The scary question is, is he continuing to wound this recovery on purpose or by accident?
And which answer is worse?
Last Tuesday, President Obama announced his "Action Plan on Climate Change."
One of main "actions" is to kill a core piece of the US energy sector.
Among other things, he promised to use the Environmental Protection Agency regulation of carbon emissions to phase the U.S. out of coal fired power, even for existing stations.
Of course, environmentalists praised this move as a bold step against global warming.
Unfortunately, they're not very good at the economics of this.
So, I ran the numbers. And what I found was infuriating but not surprising: Regulations like this are the principal things slowing U.S. economic growth.
Did the Math
In the first four months of 2013, according to the Energy Information Administration, the cost per million BTU of power station coal was $2.35, while that for natural gas was $4.43 (other fuels were more expensive).
If the 11.9 quadrillion BTU generated by coal-fired stations in 2012 is exchanged for gas, the next cheapest alternative, the cost increase would be $2.08 x 11.9 billion, or $25 billion — every year.
That's the cost of just one regulation, which the EPA imposes with a flick of its wrist, so to speak.
Of course, environmentalists will tell you that new environmental regulations have gains too. But in this case the carbon emitted by the (relatively clean) U.S. coal fired stations is a tiny fraction of the world's total. What's more, the obstinate refusal of the planet to warm up over the last 15 years is pushing reality to the very edge of the global warming models; it's becoming increasingly clear that the warming effect of atmospheric carbon is much less than the doomsayers predicted.
If that's the case, and the entire global warming effect is less than 2 degrees Celsius by 2100 (for example, similar to the 0.6 degrees Celsius warming in the 20thcentury), then the benefit from avoiding it is pretty close to zero, and the benefit from zapping all the U.S. coal fired power stations is a tiny fraction of zero.
Take another example, the Keystone pipeline, phases 3 and 4, currently being held up by the U.S. State Department. The current differential between West Canadian Select crude and West Texas Intermediate crude is a $16 discount for the Canadian product, according to the Chicago Mercantile Exchange.
The new pipeline is scheduled to ship 510,000 barrels per day of oil from Canada to the U.S. market – so each day's delay in approving the pipeline costs $8.16 million. With the unnecessary delay so far having been well over a year, it adds up.
Plenty of Examples
There are innumerable other examples.

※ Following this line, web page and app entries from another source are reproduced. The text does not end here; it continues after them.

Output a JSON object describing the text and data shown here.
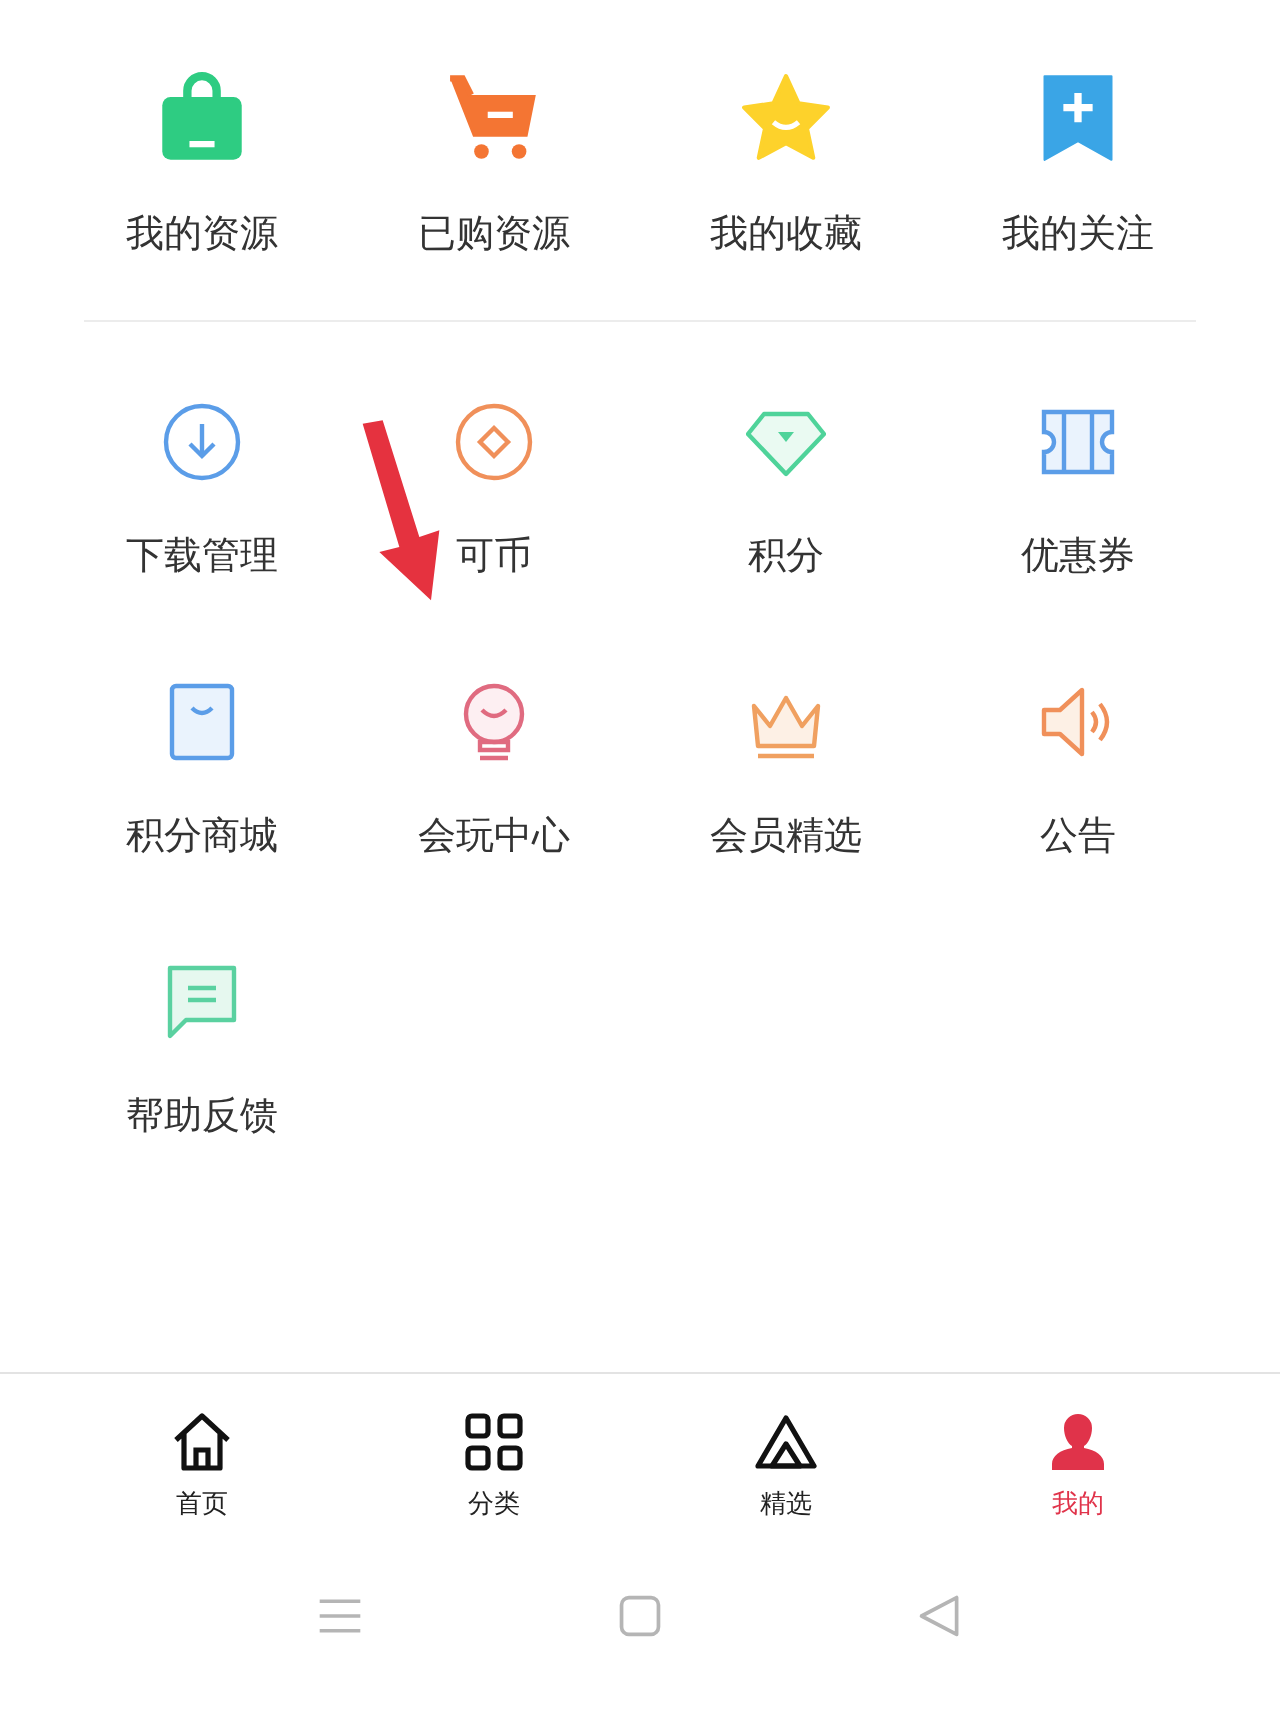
{
  "top_items": [
    {
      "label": "我的资源"
    },
    {
      "label": "已购资源"
    },
    {
      "label": "我的收藏"
    },
    {
      "label": "我的关注"
    }
  ],
  "grid_items": [
    {
      "label": "下载管理"
    },
    {
      "label": "可币"
    },
    {
      "label": "积分"
    },
    {
      "label": "优惠券"
    },
    {
      "label": "积分商城"
    },
    {
      "label": "会玩中心"
    },
    {
      "label": "会员精选"
    },
    {
      "label": "公告"
    },
    {
      "label": "帮助反馈"
    }
  ],
  "tabs": [
    {
      "label": "首页",
      "selected": false
    },
    {
      "label": "分类",
      "selected": false
    },
    {
      "label": "精选",
      "selected": false
    },
    {
      "label": "我的",
      "selected": true
    }
  ]
}
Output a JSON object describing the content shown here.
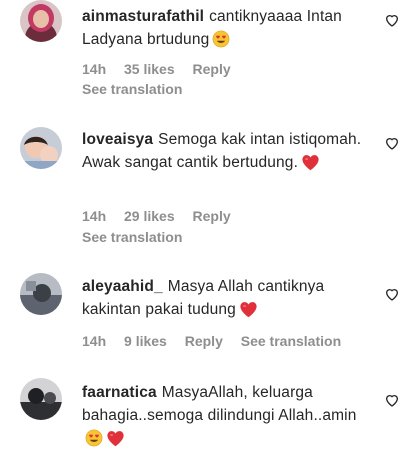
{
  "comments": [
    {
      "username": "ainmasturafathil",
      "text": "cantiknyaaaa Intan Ladyana brtudung",
      "emoji": [
        "smiling-face-heart-eyes-emoji"
      ],
      "time": "14h",
      "likes": "35 likes",
      "reply": "Reply",
      "translation": "See translation"
    },
    {
      "username": "loveaisya",
      "text": "Semoga kak intan istiqomah. Awak sangat cantik bertudung.",
      "emoji": [
        "red-heart-emoji"
      ],
      "time": "14h",
      "likes": "29 likes",
      "reply": "Reply",
      "translation": "See translation"
    },
    {
      "username": "aleyaahid_",
      "text": "Masya Allah cantiknya kakintan pakai tudung",
      "emoji": [
        "red-heart-emoji"
      ],
      "time": "14h",
      "likes": "9 likes",
      "reply": "Reply",
      "translation": "See translation"
    },
    {
      "username": "faarnatica",
      "text": "MasyaAllah, keluarga bahagia..semoga dilindungi Allah..amin",
      "emoji": [
        "smiling-face-heart-eyes-emoji",
        "red-heart-emoji"
      ]
    }
  ],
  "colors": {
    "text": "#262626",
    "secondary": "#8e8e8e",
    "heart": "#e0303a"
  },
  "icons": {
    "like": "heart-outline-icon"
  }
}
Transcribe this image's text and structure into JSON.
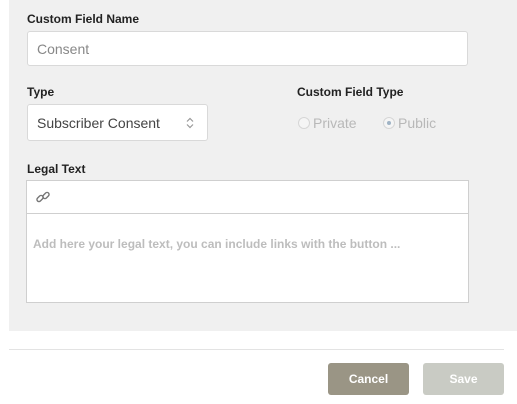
{
  "custom_field_name": {
    "label": "Custom Field Name",
    "placeholder": "Consent"
  },
  "type": {
    "label": "Type",
    "selected": "Subscriber Consent"
  },
  "custom_field_type": {
    "label": "Custom Field Type",
    "options": [
      "Private",
      "Public"
    ],
    "selected": "Public"
  },
  "legal_text": {
    "label": "Legal Text",
    "placeholder": "Add here your legal text, you can include links with the button ..."
  },
  "footer": {
    "cancel_label": "Cancel",
    "save_label": "Save"
  },
  "colors": {
    "panel_bg": "#f0f0f0",
    "cancel_bg": "#9a9585",
    "save_bg": "#c9cbc4"
  }
}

The CAFE automobile fuel economy standards introduced by President Obama in 2011, mandate average fuel economy of 54.5 miles per gallon by 2025. That standard is far too aggressive; it will be very expensive and difficult to meet – and the cost will be passed on to car buyers – or possibly to taxpayers if the auto manufacturers have to be bailed out again.
There is an additional more serious cost, not mentioned in the publicity, of the additional fatalities from the flimsy playthings Detroit will have to manufacture to meet the new standards.

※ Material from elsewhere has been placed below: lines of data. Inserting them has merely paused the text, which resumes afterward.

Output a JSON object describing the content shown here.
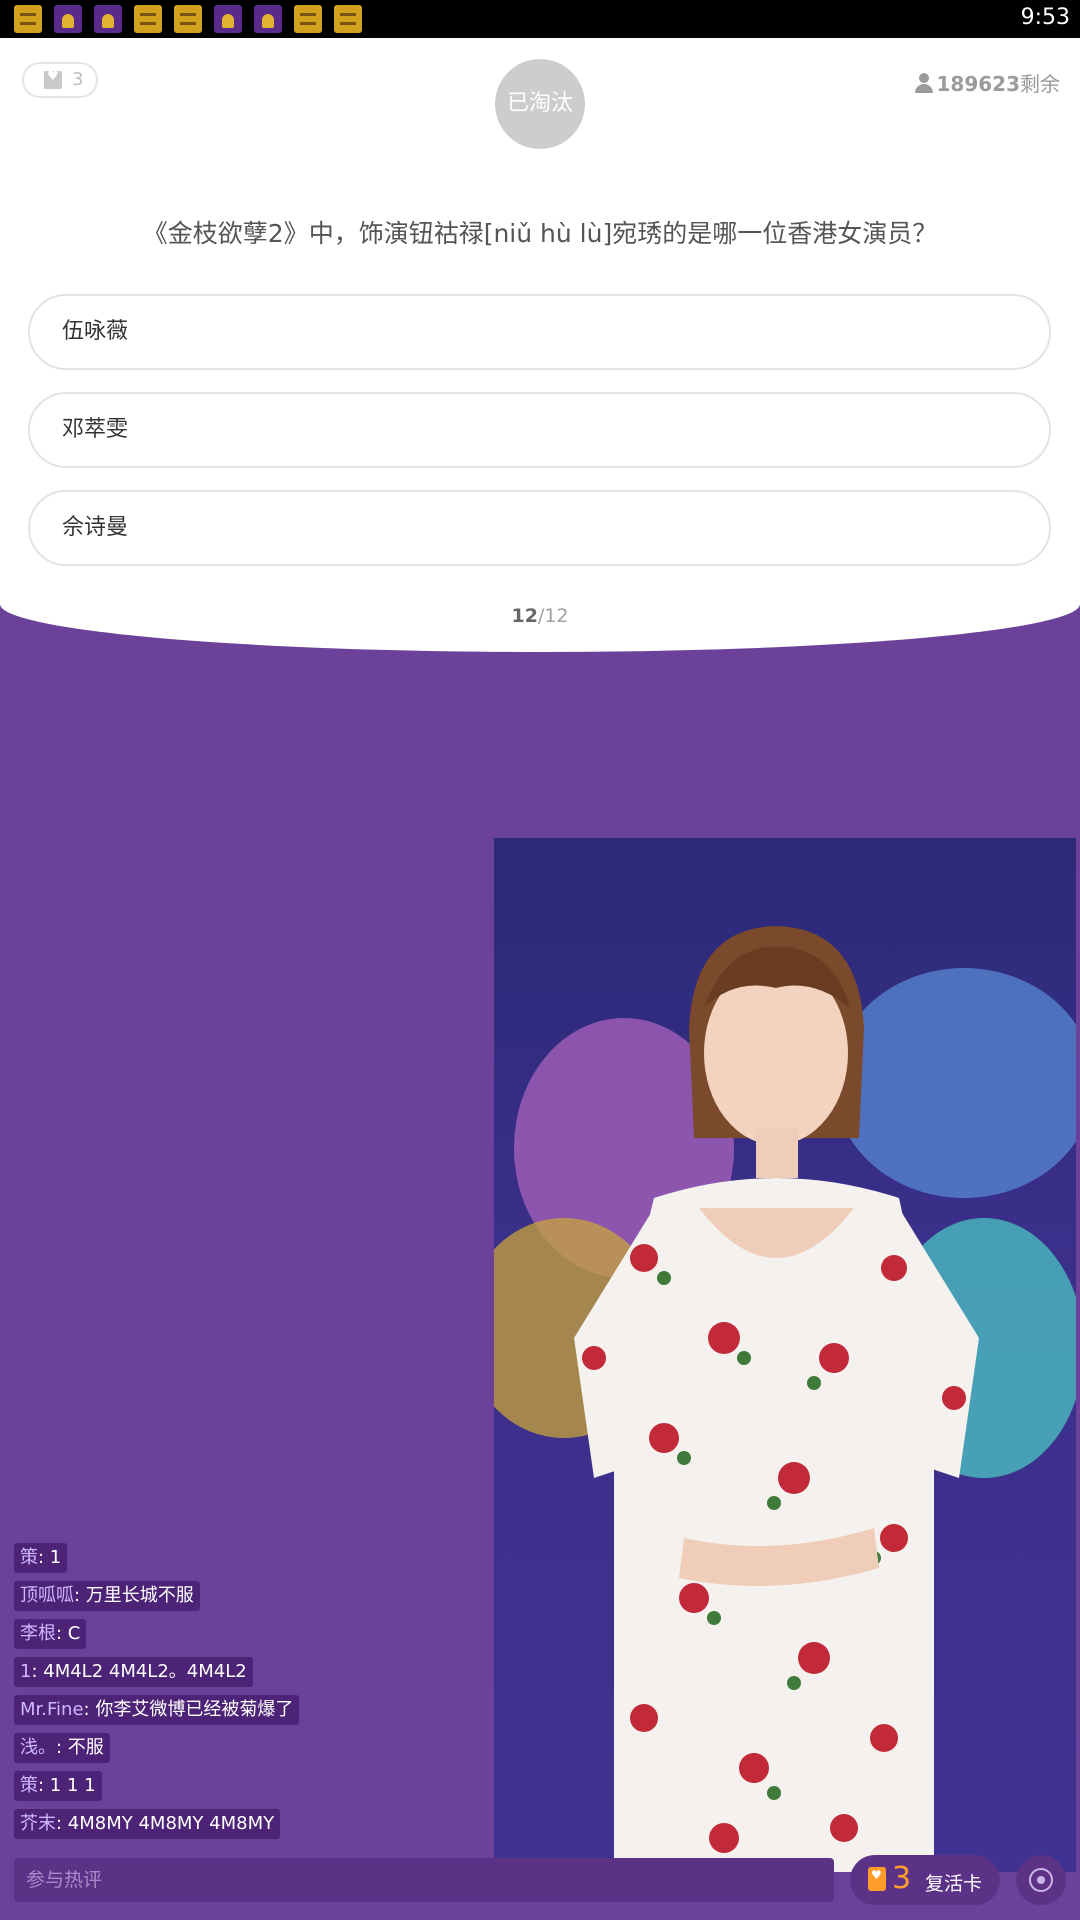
{
  "status_bar": {
    "time": "9:53",
    "notification_icons": [
      "gold-app-icon",
      "purple-app-icon",
      "purple-app-icon",
      "gold-app-icon",
      "gold-app-icon",
      "purple-app-icon",
      "purple-app-icon",
      "gold-app-icon",
      "gold-app-icon"
    ]
  },
  "header": {
    "lives_count": "3",
    "eliminated_label": "已淘汰",
    "remaining_count": "189623",
    "remaining_suffix": "剩余"
  },
  "question": {
    "text": "《金枝欲孽2》中，饰演钮祜禄[niǔ hù lù]宛琇的是哪一位香港女演员？",
    "options": [
      "伍咏薇",
      "邓萃雯",
      "佘诗曼"
    ],
    "progress_current": "12",
    "progress_total": "/12"
  },
  "comments": [
    {
      "user": "策",
      "text": ": 1"
    },
    {
      "user": "顶呱呱",
      "text": ": 万里长城不服"
    },
    {
      "user": "李根",
      "text": ": C"
    },
    {
      "user": "1",
      "text": ": 4M4L2 4M4L2。4M4L2"
    },
    {
      "user": "Mr.Fine",
      "text": ": 你李艾微博已经被菊爆了"
    },
    {
      "user": "浅。",
      "text": ": 不服"
    },
    {
      "user": "策",
      "text": ": 1 1 1"
    },
    {
      "user": "芥末",
      "text": ": 4M8MY 4M8MY 4M8MY"
    }
  ],
  "bottom_bar": {
    "comment_placeholder": "参与热评",
    "revive_count": "3",
    "revive_label": "复活卡"
  },
  "colors": {
    "background_purple": "#6b4199",
    "revive_orange": "#ff9d2b",
    "eliminated_grey": "#cdcdcd"
  }
}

If Washington wants Americans to use less gas, let them impose an additional gas tax, which is visible for all to see. Consumers will make their own decisions how much tax they want to pay – and the new tax will help solve the budget deficit (or be used to reduce other taxes), increasing GDP instead of reducing it.
Good Intentions and the Road to Hell
I think this German example is the poster child of government's misguided abuse of the markets.
Germany has a complicated and intellectually elegant system of "green" taxes on existing energy producers, combined with subsidies for renewable energy sources.
As a result 21% of Germany's energy in 2012 was produced from renewable sources. The cost of this, however, was that German consumers paid 36% more for their electricity than the EU average. Frankly, if I was a German consumer, global warming would have to reach to 5 degrees Celsius starting next week before I thought that kind of additional cost was worthwhile.
Bottom line: The overall cost of regulation is incalculable, because there are so many of them, by no means all environmental. The outrageous cost of large Federal infrastructure projects, which have to use union labor and wait untold years for approval, is another area of regulatory bloat.
If you look at long-term productivity data, you see that U.S. productivity growth fell sharply around 1973 – from 2.8% per year from 1948-1973 to 1.8% a year from 1973-2012 – and 1973 was just about the time all the big regulatory agencies got going (EPA 1970, Occupational Safety and Health Administration, 1970, CAFÉ auto emission standards, 1975.)
Compound that 1% annual productivity differential for 39 years, and you can conclude that without the drop, we would all be about 45% richer today.
What's more, the periods of exceptional regulatory enthusiasm, like the Carter and Obama administrations, have given the country the weakest growth.
The solution for investors? Put at least some of your money in countries where regulation is light and economically intelligent, such as Singapore and Chile.